■ What the task requires: An exact copy of every entry is the answer here, with no pictures.

(Page and application data records)
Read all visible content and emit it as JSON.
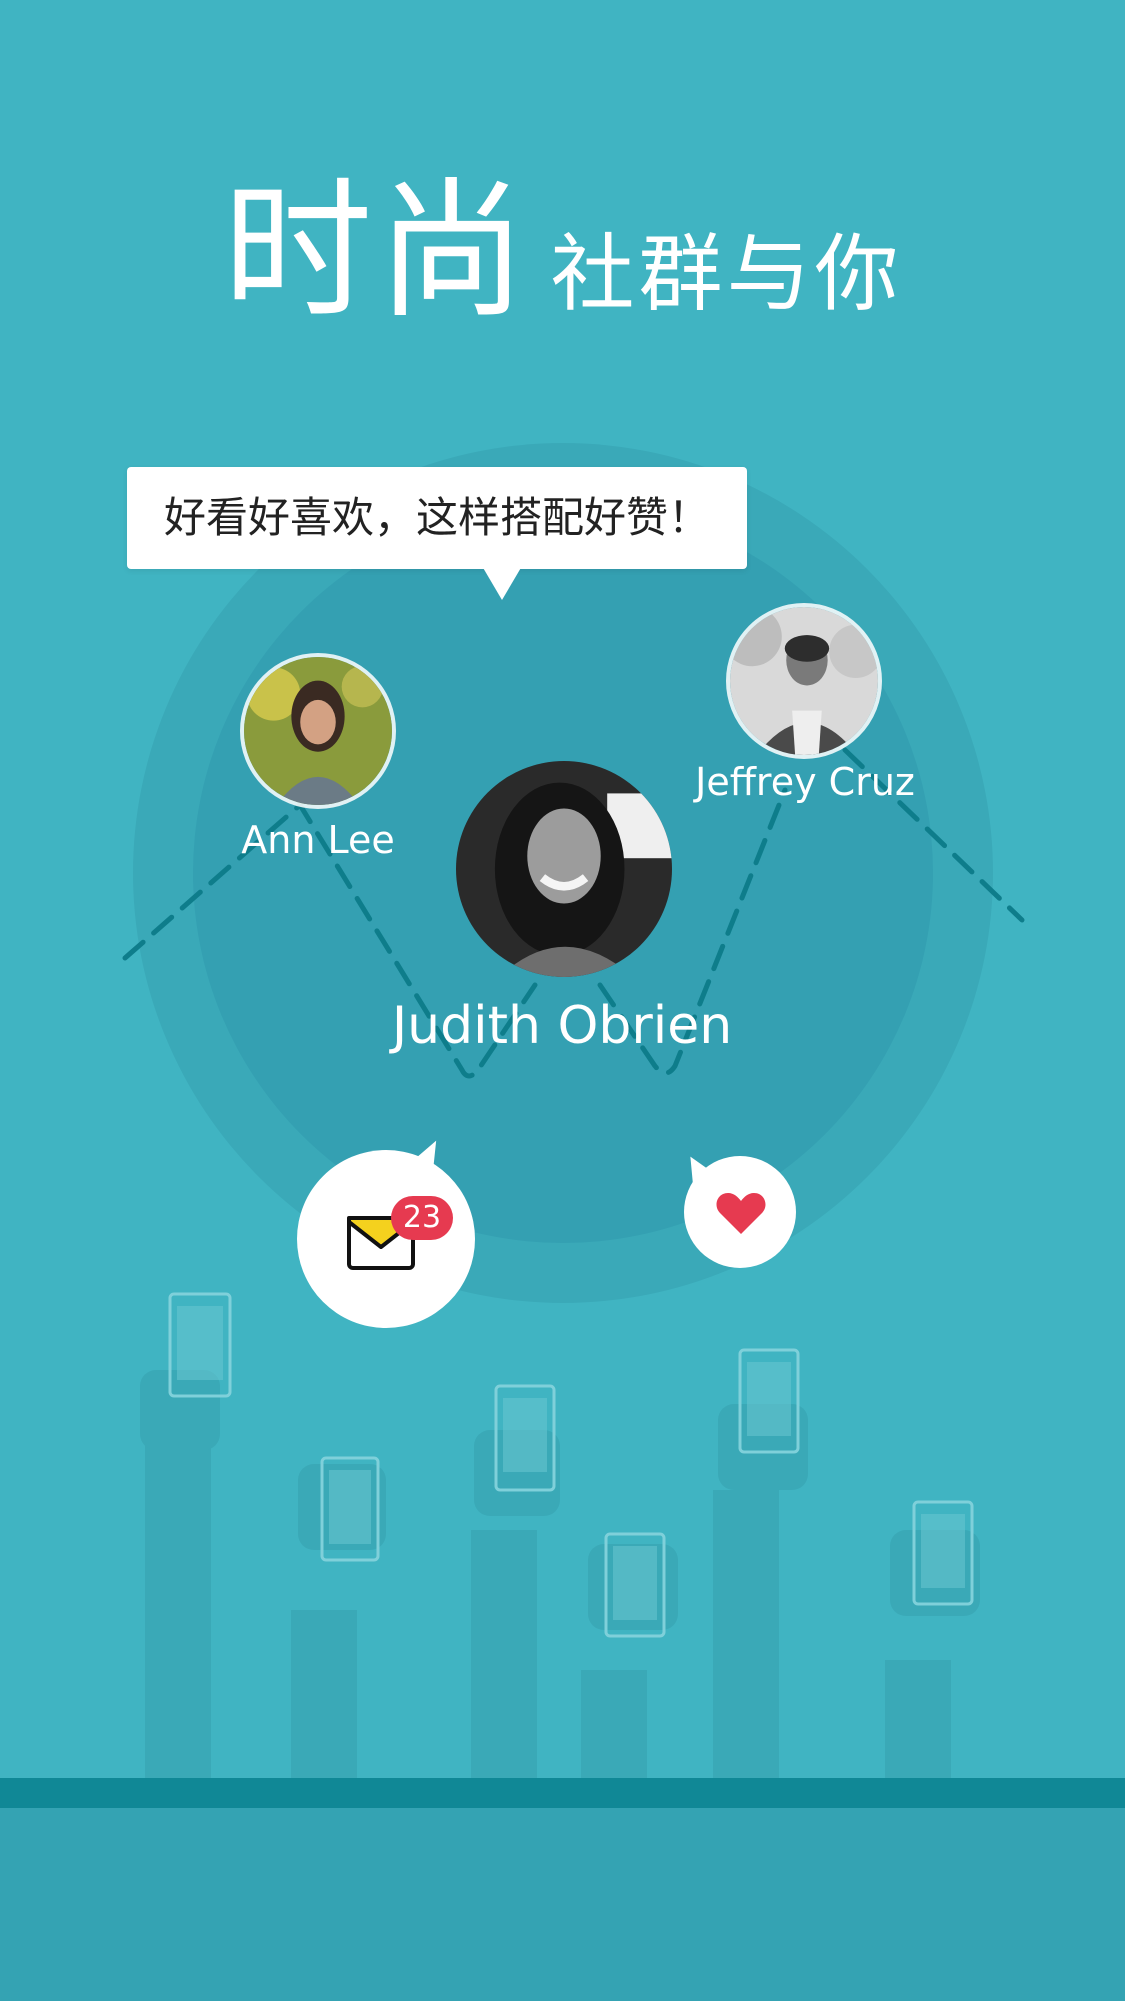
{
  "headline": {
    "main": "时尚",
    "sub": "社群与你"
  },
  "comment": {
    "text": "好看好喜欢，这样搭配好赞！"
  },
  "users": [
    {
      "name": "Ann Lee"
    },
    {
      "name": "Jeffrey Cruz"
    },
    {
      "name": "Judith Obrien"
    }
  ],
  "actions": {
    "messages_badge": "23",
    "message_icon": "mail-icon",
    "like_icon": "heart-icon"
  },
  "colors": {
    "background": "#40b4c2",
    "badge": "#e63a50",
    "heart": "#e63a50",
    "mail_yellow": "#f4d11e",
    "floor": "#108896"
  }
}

■ Written answer:
Read all visible content and emit it as JSON.
{
  "headline": {
    "main": "时尚",
    "sub": "社群与你"
  },
  "comment": {
    "text": "好看好喜欢，这样搭配好赞！"
  },
  "users": [
    {
      "name": "Ann Lee"
    },
    {
      "name": "Jeffrey Cruz"
    },
    {
      "name": "Judith Obrien"
    }
  ],
  "actions": {
    "messages_badge": "23",
    "message_icon": "mail-icon",
    "like_icon": "heart-icon"
  },
  "colors": {
    "background": "#40b4c2",
    "badge": "#e63a50",
    "heart": "#e63a50",
    "mail_yellow": "#f4d11e",
    "floor": "#108896"
  }
}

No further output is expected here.